Paul showing them who’s boss.

With new Head Coach Paul Maurice behind the bench, the Jets played perhaps their most complete game of the year, making the Phoenix Coyotes look like…the Winnipeg Jets.

I can’t help but imagine Claude Noel sitting in his den, huddled under a blanket like E.T., the lights turned off, whisky in hand, anxiously gulping bitter mouthfuls down every time the Jets score, wondering why-oh-why they wouldn’t play like that for him.

Aaaaand that’s the last time I’ll kick Noel while he’s down (tonight).

The Jets started the game in top gear and never really let up. Though the score didn’t necessarily reflect it, the game was over by the end of the first period. The Jets drew four penalties and outshot the ‘Yotes 12-7 by the end of the first period, rarely letting the opposition get close to their net.

While Maurice basically left the line-up as Noel last had it against Columbus on Saturday, the Jets looked like an entirely different team. Rather than giving their opponents room through the neutral zone and in their own end, almost every Jet chased lost and loose pucks down relentlessly. Instead of making blind, long-bomb passes out of their zone, the Jets used smart, short passes along the boards to regain control of the puck before breaking out. Winnipeg even beat Phoenix at their own game, clogging the neutral zone so badly the ‘Yotes could only manage 19 shots on goal all game.

Admittedly, the Coyotes played a brutal game, but Winnipeg deserves credit for never letting Doan and co. build on any momentum. The Jets finished the game scoring five unanswered goals, winning the shot battle 38-19,  drawing 11 minor penalties, and with ten different Jets registering a point.


Where do I begin?

Michael Frolik was absolutely dominant, turning the top line into a possession machine. I can only think of one occasion where Frolik’s line spent more time in their own zone than the Coyotes. The Czech winger created countless chances both with his hard forechecking and by pressuring his point-man in the Jets zone. It’ll be hard to justify taking Frolik off the top line.

Dustin Byfuglien also had an unreal game. No. 33 was a turnover machine, and not in the way he usually is. Byfuglien played a smart game, and often caught the Coyotes double-teaming him in the offensive zone by making tape-to-tape passes to the Jet they left open (see: the Setoguchi goal). Big Buff also knew when to drive the net, and did so continuously, showing goalie Mike Smith no respect. At forward or defense, Byfuglien is a game-changer.

Devin Setoguchi had his strongest game in awhile, scoring his first goal in eighteen games. The Gooch used his speed deceptively, almost breaking away several times, finishing the game with a beautiful snipe on the powerplay in the third period. If Setoguchi can build off this game, it will relieve a lot of pressure on the Jets’ tertiary scoring.

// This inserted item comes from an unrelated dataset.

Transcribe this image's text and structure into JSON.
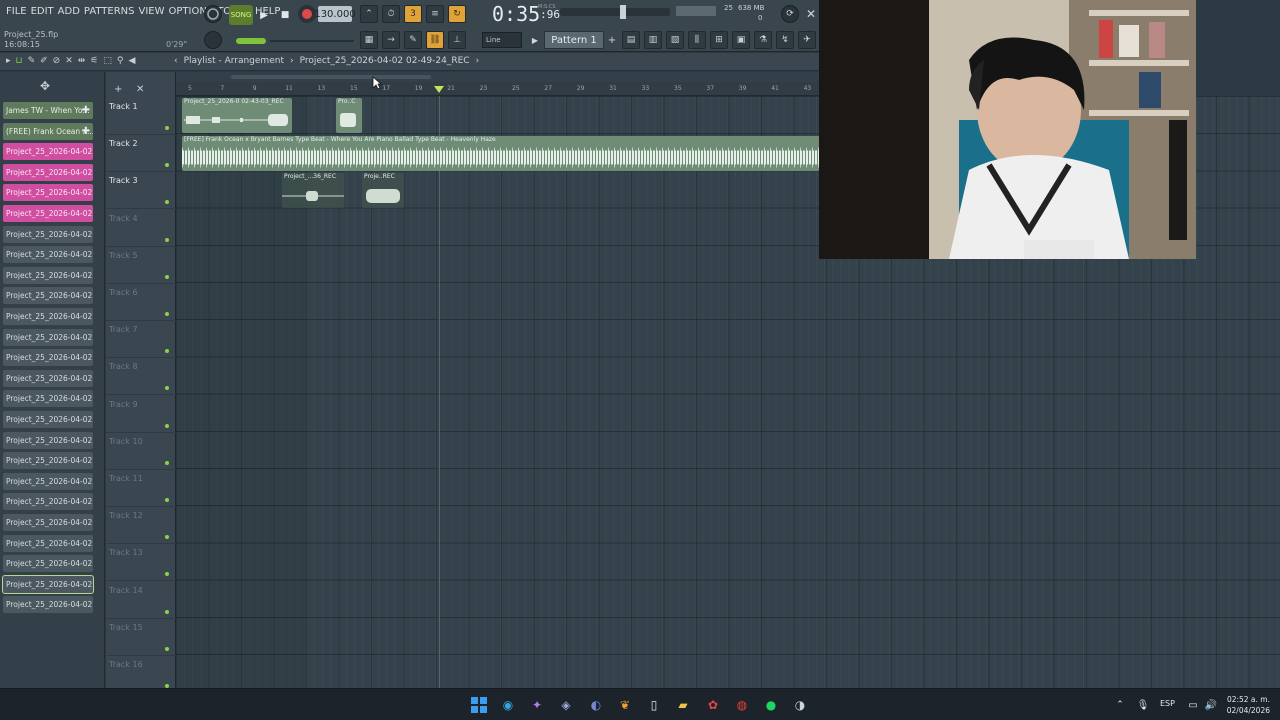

Though it only scored one goal, Winnipeg’s powerplay was a constant threat. It finished with 15 SOG, only 4 short of the Coyotes game total. The defensive units of 33/39 and 44/8 deserve a lot of credit, taking turns moving the puck quickly and slowing play down when necessary.


You know what? For all the times I’ve ragged on the Jets this season, I’m going to give them a free pass on this one. The Jets played like a team possessed and deserve to celebrate for once.

…Pavelec was kind of out of position on the Coyotes goal though.


It’s hard to credit Maurice with the victory, but it’s encouraging how the Jets played for their new coach. The narrative in Jets media since the Noel firing has been that the players need to step it up, and they certainly answered their critics tonight.

Also, I said O’Dell probably wouldn’t score again in the pre-game report, but he sniped a beauty using the Coyotes defenceman as a screen. I’m sorry, Eric.

Also, does anybody else think Wheeler’s jersey is way too big for him?

  • Kevin McCartney

    You can see O’Dell finding open ice, he looks like the bowling ball on a rubber sheet, drawn into the centre of some open space when he prowls around the offensive zone. He needs to play with some good possession players that can feed him pucks when he finds those soft spots.

    That penalty kill was terrible, the goal looked inevitable but I will chalk that up to nerves since the PK is the one thing on this team that has been relatively good all year (also, no Kane).

    As to Wheeler, how would he get wind in his sails in a tight sweater?